Understanding this youthful generation’s views on finances is integral for any brand that provides Fintech software or apps. Before delving into the details, let’s begin by clarifying who exactly is Gen Z.
Defining Generation Z
While there is some argument on dates, this generation generally includes those born between 1995 and 2015.
Where do they bank? It probably comes as no surprise that the generation that grew up with the internet are mobile-first bankers. A whopping 70% of Gen Z checks their bank balance on their phones every day. However, something you might find surprising is that they are also the largest users of branches, with a particular fondness for locations offering free drinks or snacks.
Furthermore, Gen Z has a strong affinity for saving. Over two-thirds believe saving early and often is key to monetary success. Impressively, over a third already have £1,000 in savings.
How do they buy? The data shows this group is increasingly cost-conscious, with price being the number one consideration when shopping.
In a recent couponing survey, almost all Gen Z respondents said that they search for coupons before making a purchase.
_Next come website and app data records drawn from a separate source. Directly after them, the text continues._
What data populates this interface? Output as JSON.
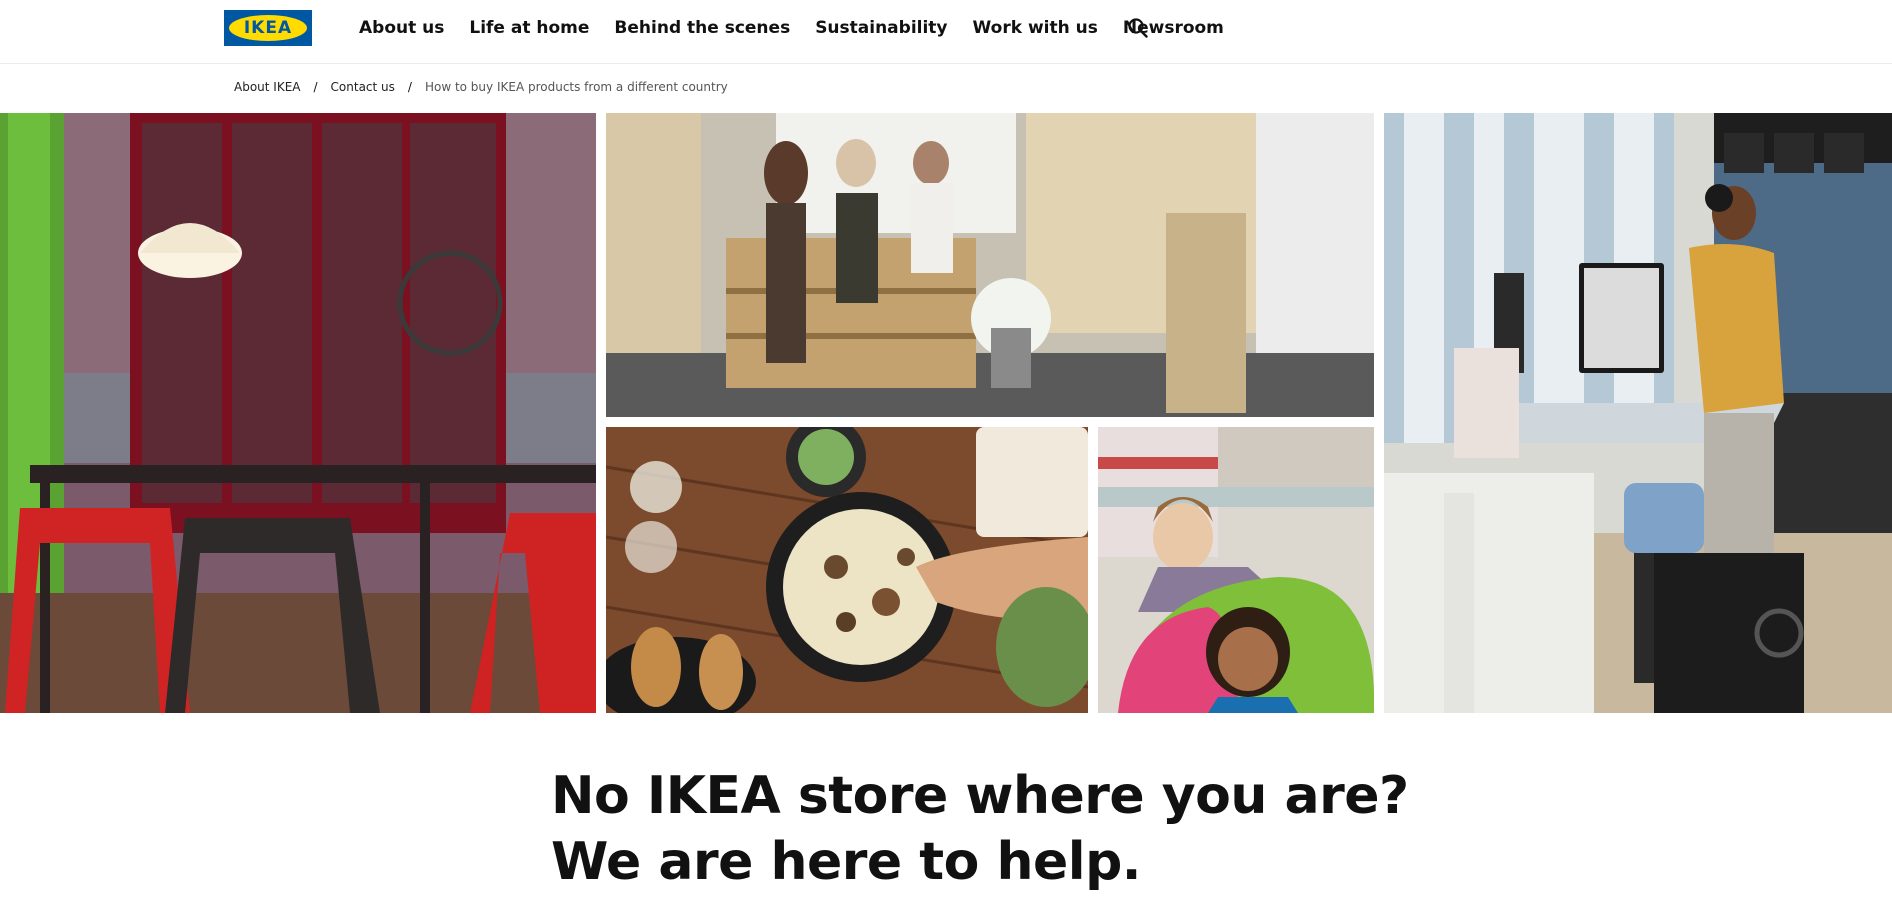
{
  "header": {
    "logo_text": "IKEA",
    "nav": [
      "About us",
      "Life at home",
      "Behind the scenes",
      "Sustainability",
      "Work with us",
      "Newsroom"
    ]
  },
  "breadcrumb": {
    "items": [
      "About IKEA",
      "Contact us"
    ],
    "current": "How to buy IKEA products from a different country",
    "separator": "/"
  },
  "hero": {
    "images": [
      "dining-room-photo",
      "grocery-shop-photo",
      "mushroom-dish-photo",
      "child-in-play-tunnel-photo",
      "standing-desk-office-photo"
    ]
  },
  "headline": {
    "line1": "No IKEA store where you are?",
    "line2": "We are here to help."
  },
  "colors": {
    "ikea_blue": "#0058a3",
    "ikea_yellow": "#ffdb00",
    "text": "#111111"
  }
}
Services like Honey are automating this process with an online browser plugin for user convenience.
This generation is also much more likely to use a digital wallet and popular Peer-2-Peer payment services, such as Venmo and Zelle. Other Fintech software and apps providers must also step up to meet Gen Z needs if they want to be successful in the long run.
What does This Mean for Traditional Providers?
For traditional financial service providers, these characteristics are problematic. It’s not just because of weaker mobile apps and closing branches, either.
There is a larger problem related to traditional offerings. Typically, conventional banking products have low savings rates and high overdraft charges that are unlikely to be attractive to the younger segment.
This begs the question: How do you create Fintech apps and software that appeals to Generation Z?
4 Essentials of a Product for Gen Z?
Learning the finance basics isn’t easy for most people. From budgeting to savings, there are a lot of concepts to grasp, not to mention the abbreviations and variety of product options, including ETFs, ESGs, and ISAs.
The services that work the best are those that cut through this complexity to deliver the consumer their desired outcomes. A great example from a few years back was the Level Money app (unfortunately no longer available).
This app asked the user three simple questions to onboard them. That followed with a clear representation of what this individual could spend today, this week, and this month to hit their savings goals.
Personalization of Fintech Software
Big Data and Artificial Intelligence create a range of opportunities for attracting new customers. They seamlessly create hyper-personalized insights for GenZ customers to achieve their goals. The agility of new market entrants is radically outpacing the progress of large banks, with 94% of large banking firms failing to deliver on personalization.
A recent UK study found that 9 out of 10 people felt undereducated in financial matters. While financial literacy has long been the responsibility of parents, several FinTech companies are helping educate users to help fill the knowledge gap. In addition to the altruistic benefits, providing education builds trust with customers and encourages them to use your service over a competitor.
Leaders in this space include the pension aggregator, PensionsBee, and neobanks, such as Monzo and Starling. Robo-advisors, including Betterment and Wealthfront, also effectively help customers understand their products and investing as a whole.
Fintech Software must Connect with Relevant Lifestyle brands
Another approach getting a lot of attention lately is the partnerships between financial services brands and consumer lifestyle brands. In 2019, for example, the global investment firm Goldman Sachs teamed up with Apple to launch the Apple Credit card.
At the time of writing, it was the most successful credit card launch ever. You can find more big stories of 2019 here.
As another example, Mox, a new challenger bank from Standard Chartered, partners with PCCW, HKT, and Trip.com to offer a range of telecom, entertainment and travel experiences.
These partnerships can offer users fun options, but their benefits go far beyond that. The collaborations can also reduce administrative work, as services like Emma demonstrate well by helping users avoid unwanted subscriptions. Meanwhile Flux provides extra value for its users with receipt matching.
Looking ahead, one thing is certain. Financial services will continue to evolve.
As new generations with different priorities emerge, the race will be on for Fintech software and apps providers to create products and services that meet users’ changing needs. Understanding how to do so effectively for Generation Z and other segments of the population is crucial for the success of any business.